» **WHAT THE TASK REQUIRES**: Give the data again in full, with every character unchanged.

(Dataset entries)
+++++
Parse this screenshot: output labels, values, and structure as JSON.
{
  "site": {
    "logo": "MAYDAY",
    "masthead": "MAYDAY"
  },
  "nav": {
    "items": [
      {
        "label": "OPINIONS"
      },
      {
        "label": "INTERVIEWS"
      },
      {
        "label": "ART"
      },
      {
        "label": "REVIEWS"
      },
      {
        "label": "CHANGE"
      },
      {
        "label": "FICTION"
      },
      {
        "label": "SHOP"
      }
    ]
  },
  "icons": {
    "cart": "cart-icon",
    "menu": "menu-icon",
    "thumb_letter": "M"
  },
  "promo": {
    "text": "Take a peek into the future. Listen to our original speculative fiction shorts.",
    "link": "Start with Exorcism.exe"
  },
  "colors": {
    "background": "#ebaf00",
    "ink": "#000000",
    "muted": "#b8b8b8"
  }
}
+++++
» **EXERCISE ANSWER**:
Parse this screenshot: output labels, values, and structure as JSON.
{
  "site": {
    "logo": "MAYDAY",
    "masthead": "MAYDAY"
  },
  "nav": {
    "items": [
      {
        "label": "OPINIONS"
      },
      {
        "label": "INTERVIEWS"
      },
      {
        "label": "ART"
      },
      {
        "label": "REVIEWS"
      },
      {
        "label": "CHANGE"
      },
      {
        "label": "FICTION"
      },
      {
        "label": "SHOP"
      }
    ]
  },
  "icons": {
    "cart": "cart-icon",
    "menu": "menu-icon",
    "thumb_letter": "M"
  },
  "promo": {
    "text": "Take a peek into the future. Listen to our original speculative fiction shorts.",
    "link": "Start with Exorcism.exe"
  },
  "colors": {
    "background": "#ebaf00",
    "ink": "#000000",
    "muted": "#b8b8b8"
  }
}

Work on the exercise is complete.